either being absorbed or emitted.
Consider the hydrogen atom:
There are many possible transitions (electron
jumps) between level just in the lower levels.
An alternative way of looking at things: the energy
level diagram: hydrogen (left) and sodium (right).
The immense variety of spectra
Each atom has its own particular set of energy levels.
Thus it has its own set of possible electron decay
paths which lead to the creation of photons and
therefore its own set of wavelengths for the pattern
of spectral lines it can form. Furthermore, the same
can be said of each stage of ionization of each atom.
Neutral oxygen is capable of producing a different
set of spectral lines than singly ionized oxygen,
doubly ionized oxygen yet another unique set, and so
on. Fortunately for the spectroscopist, not all
elements and ions of all elements are equally
abundant, or interpreting spectra would be an almost
impossible job.
Even so, spectra can be very complicated!
A portion of the spectrum of the sun:
Summary of electron transitions:
• Excitation: electron goes from a lower orbit to a higher
one: two ways to do this– Radiative (photo-) excitation: a photon of exactly the
right energy to go up from one level to another is
absorbed. Part of a photon’s energy can’t be used. It’s
all or nothing. The photon is destroyed.
– Collisional excitation- an atom collides with another
atom or electron. Some of the kinetic energy is lost,
exciting the electron to a higher level.
• Ionization: if the absorbed photon or the collision gives
the electron enough energy, it can be removed entirely
from the atom. This is called either photo-ionization or
collisional ionization.
Electron transitions (cont.)
• De-excitation: an electron goes from a higher orbit to a
lower one.
– Radiative de-excitation- the electron drops to a lower
energy level and gives up a photon of energy equal to
the difference in energies between the two levels.
– Collisional de-excitation- the atom collides with
another atom or electron, and the energy released as the
electron drops from one level to another is put into
kinetic energy of the collision.
– Recombination- the opposite of ionization. An ion
captures an electron and becomes one stage less
ionized. A photo is given off with energy
corresponding to the energy lost by the electron as it is
The formation of a continuous spectrum: a great puzzle of
the 19th century.
The continuous spectrum is produced in part by electrons that
are not necessarily confined to bound orbits, but are relatively
free to wander around. Also, in the case in a solid or gas
under high pressure, atoms and molecules bound together by
electric fields and shared electrons store energy in this
binding and can release it in the form of radiation.
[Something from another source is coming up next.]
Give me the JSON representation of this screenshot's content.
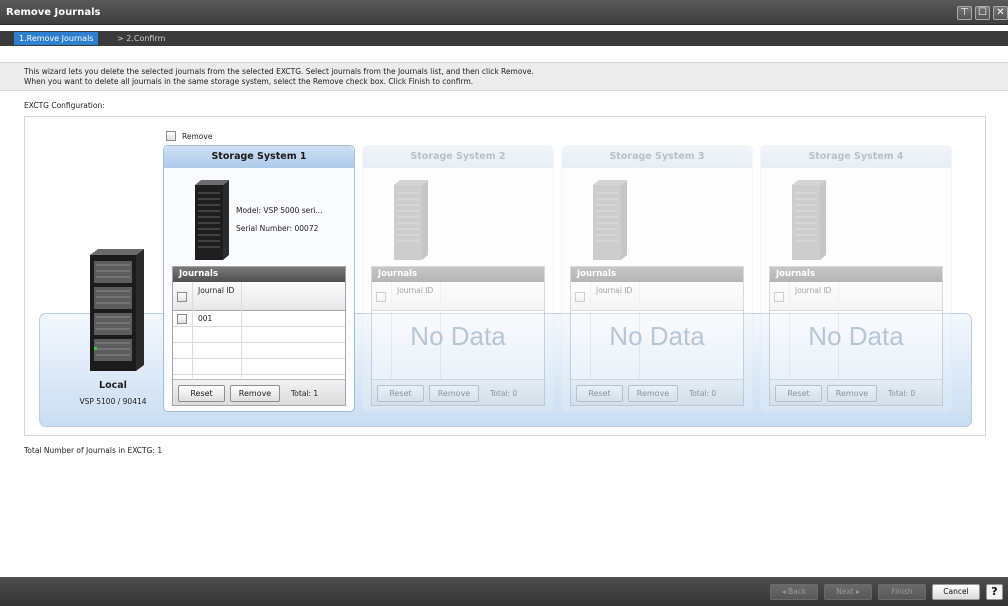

Together,
these processes can give rise to photons of any amount of
energy and thus give rise to photons of a continuous range of
wavelengths. However theoretical attempts in the 19th
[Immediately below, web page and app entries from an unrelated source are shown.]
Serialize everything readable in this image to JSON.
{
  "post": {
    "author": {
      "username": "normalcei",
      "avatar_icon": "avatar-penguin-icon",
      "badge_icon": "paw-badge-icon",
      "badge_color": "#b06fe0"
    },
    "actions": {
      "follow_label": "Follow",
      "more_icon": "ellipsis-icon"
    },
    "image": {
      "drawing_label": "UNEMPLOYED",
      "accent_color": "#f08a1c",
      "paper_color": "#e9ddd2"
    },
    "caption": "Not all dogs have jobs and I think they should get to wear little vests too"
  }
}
century to predict the relative likelihood of various energy
photons being produced, that is, to account for the shape of
the spectrum emitted by a glowing solid, failed. It predicted
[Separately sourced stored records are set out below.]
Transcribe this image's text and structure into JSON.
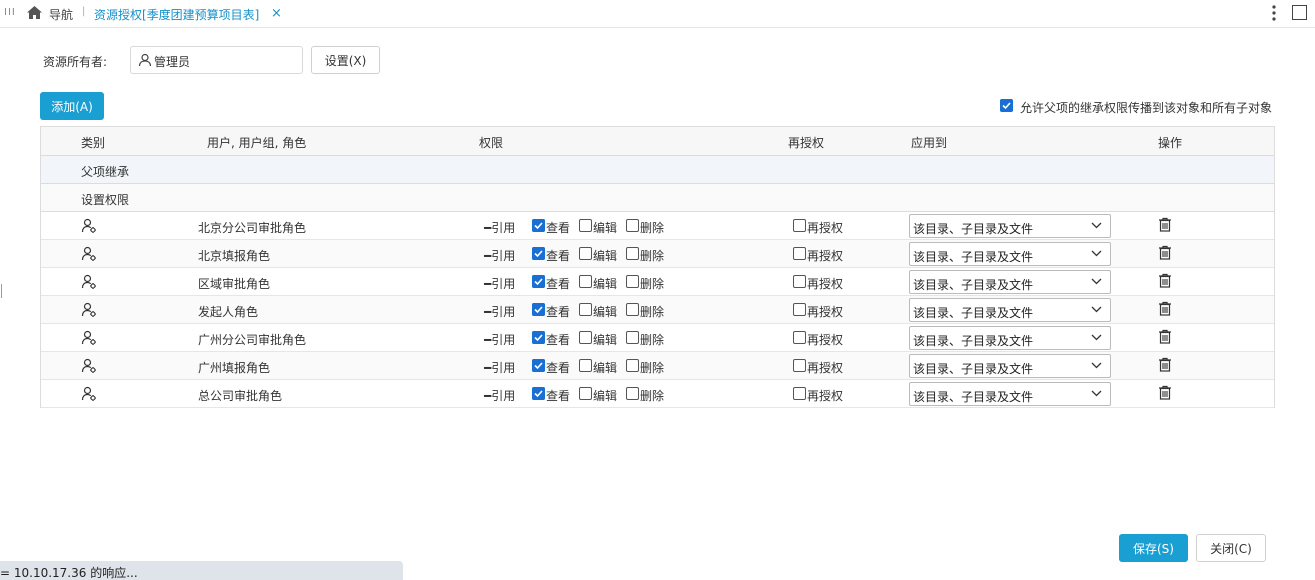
{
  "topbar": {
    "nav_label": "导航",
    "tab_label": "资源授权[季度团建预算项目表]",
    "tab_close": "×"
  },
  "owner": {
    "label": "资源所有者:",
    "value": "管理员",
    "set_button": "设置(X)"
  },
  "toolbar": {
    "add_button": "添加(A)",
    "inherit_checked": true,
    "inherit_label": "允许父项的继承权限传播到该对象和所有子对象"
  },
  "table": {
    "columns": [
      "类别",
      "用户, 用户组, 角色",
      "权限",
      "再授权",
      "应用到",
      "操作"
    ],
    "groups": [
      "父项继承",
      "设置权限"
    ],
    "perm_labels": {
      "ref": "━引用",
      "view": "查看",
      "edit": "编辑",
      "delete": "删除",
      "regrant": "再授权"
    },
    "rows": [
      {
        "name": "北京分公司审批角色",
        "view": true,
        "edit": false,
        "delete": false,
        "regrant": false,
        "apply_to": "该目录、子目录及文件"
      },
      {
        "name": "北京填报角色",
        "view": true,
        "edit": false,
        "delete": false,
        "regrant": false,
        "apply_to": "该目录、子目录及文件"
      },
      {
        "name": "区域审批角色",
        "view": true,
        "edit": false,
        "delete": false,
        "regrant": false,
        "apply_to": "该目录、子目录及文件"
      },
      {
        "name": "发起人角色",
        "view": true,
        "edit": false,
        "delete": false,
        "regrant": false,
        "apply_to": "该目录、子目录及文件"
      },
      {
        "name": "广州分公司审批角色",
        "view": true,
        "edit": false,
        "delete": false,
        "regrant": false,
        "apply_to": "该目录、子目录及文件"
      },
      {
        "name": "广州填报角色",
        "view": true,
        "edit": false,
        "delete": false,
        "regrant": false,
        "apply_to": "该目录、子目录及文件"
      },
      {
        "name": "总公司审批角色",
        "view": true,
        "edit": false,
        "delete": false,
        "regrant": false,
        "apply_to": "该目录、子目录及文件"
      }
    ]
  },
  "footer": {
    "save_button": "保存(S)",
    "close_button": "关闭(C)"
  },
  "statusbar": {
    "text": "= 10.10.17.36 的响应..."
  },
  "colors": {
    "accent": "#1a9fd3",
    "checkbox": "#1a6fd3",
    "tab_text": "#1590c9"
  }
}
that the spectrum would rise forever into the ultraviolet. This
was called the ultraviolet catastrophe.
The solution to the spectrum of continuous radiation:
Planck’s theory of black body radiation.
Planck needed to use the new theory of quantum
mechanics to do the problem correctly. He defined a
new type of object- a black body- as an object
capable of emitting or absorbing any wavelength
without any hindrance: a perfect emitter or absorber.
Using quantum theory, he derived the spectrum of a
black body and showed that its shape only depended
on temperature. He thus theoretically provided the
basis for Wien’s and Stefan-Boltzmann’s Law, which
we will now turn to.
Illustration of black body radiation at different
Wien’s law: an empirical law.
The wavelength of maximum light output from a
black body depends inversely on the temperature.
 , where C is a constant and T is the temperature.
The hotter an object is, the bluer its maximum light
output becomes.
Stefan-Boltzmann Law:
The amount of radiation emitted per unit area of a
black body goes up as the fourth power of the
temperature. Doubling the temperature results in 16
times as much energy output per unit area.
E   T , where  is a constant.
With these physical principles and ideas, we are
now ready to investigate the nature of the stars!